The other day, my husband and I took a trek to the hill down the street from Bellevue Elementary (my school) - between the old WRVA building
(now ChildSavers) and Richmond Hill - at N. 22nd and E. Grace Streets. That spot's called John Tansey Overlook and I still can't find why, though I've checked, and I regress... For years, that spot has been my mental refuge. I've watched the landscape grow over the years from buildings in front of the large MCV building on the north and the more modern structures growing near the river to the south. However, the latest structure simply shocked me. It was so close to the hill I was floored. It was a feeling I didn't expect to hit me the way it did. I was frozen and simply couldn't move for several moments.
The church without the steeple was no longer visible! New Light Baptist Church. That image above is no longer there. I mean, it's just gone.
I still have difficulty trying to fathom the fact that a landmark view has been altered to such an extent. A view of over 160 years is now compromised. Simply covered up by this enormous piece of real estate.
Only about a year ago, I could see the church from the hill as usual, as I had for the past 30+ years. That day, as I got out of the car, I couldn't see it. It was blocked... by this new modern monstrocity. Construction workers were still walking along its roof, so I knew it wasn't my imagination.

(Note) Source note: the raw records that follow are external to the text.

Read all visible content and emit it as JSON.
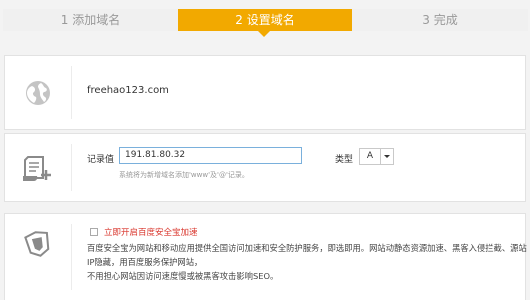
{
  "steps": [
    {
      "label": "1 添加域名",
      "state": "done"
    },
    {
      "label": "2 设置域名",
      "state": "active"
    },
    {
      "label": "3 完成",
      "state": "todo"
    }
  ],
  "colors": {
    "accent": "#f2a900",
    "warning_text": "#d9342b",
    "input_border": "#7ab0dc"
  },
  "domain_card": {
    "icon": "globe-icon",
    "domain": "freehao123.com"
  },
  "record_card": {
    "icon": "document-add-icon",
    "value_label": "记录值",
    "value": "191.81.80.32",
    "hint": "系统将为新增域名添加'www'及'@'记录。",
    "type_label": "类型",
    "type_value": "A"
  },
  "security_card": {
    "icon": "shield-icon",
    "checkbox_label": "立即开启百度安全宝加速",
    "checked": false,
    "desc_lines": [
      "百度安全宝为网站和移动应用提供全国访问加速和安全防护服务，即选即用。网站动静态资源加速、黑客入侵拦截、源站",
      "IP隐藏，用百度服务保护网站，",
      "不用担心网站因访问速度慢或被黑客攻击影响SEO。"
    ]
  }
}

My long-planned examiner.com article for New Light Baptist was finally formed. Thank God I had a photo taken last August 2010 of the church from the hill. I mean, you can no longer see traffic going along Broad Street there and only a fraction of the building can be seen.
Sure, change is inevitable. But, the obstruction of the view was the most bizarre thing to mentally feel my way through. It had more of an impact on me than I would have imagined. Of course I've seen buildings torn down around here and watched I-95 reassemble downtown, but in about a year's time to discover a drastic blockage of scenery was stunning. There is no comparison to other growth from along the hill. You can still see the original MCV building for goodness sake.
I remember hearing my grandparents talk about how the hurricane (Hazel) knocked down the spire. They all discussed it during Hurricane Agnes, so at 5, I had more reason to fear a hurricane!
As we pulled up, the view of seeing something so massive and seemingly out of place was just mind-boggling. I'll always remember that feeling. I reckon I'd taken that sight for granted for so long, I' d thought it would always be the same. I'm still, oddly, at a loss of words on this... so needless to say - I'm just so grateful that I'd taken a picture of the church from the hill last year as a physical keepsake.
My article was, to me, appropriately neutral. But as I wrote it and as Iwrite this, I'm still pissed about it. No integrity to the landscape. Sure it was available land, but to simply alter the hilltop view that Richmonders, Church Hill residents of that area, and even tourists have grown accustomed as a feature of the the area... it was abombinable decision. The church can no longer be seen from the overlook, yet. from other high points, perhaps so, but the view is not at all the same as what the overlook gave. It was the front of the church. It's old and its history is extremely rich to the city and the country. I'm glad I learned more about it for my report.
The worst for me is knowing that the next time I go down there, I won't be reflective and I know now that I won't be able to admire the view nor no longer be in awe of it as before... it's altered. Dramatically. I will simply still be stewing about that ugly-assed monstrocity blocking Broad Street and the church...
by Tonya Rice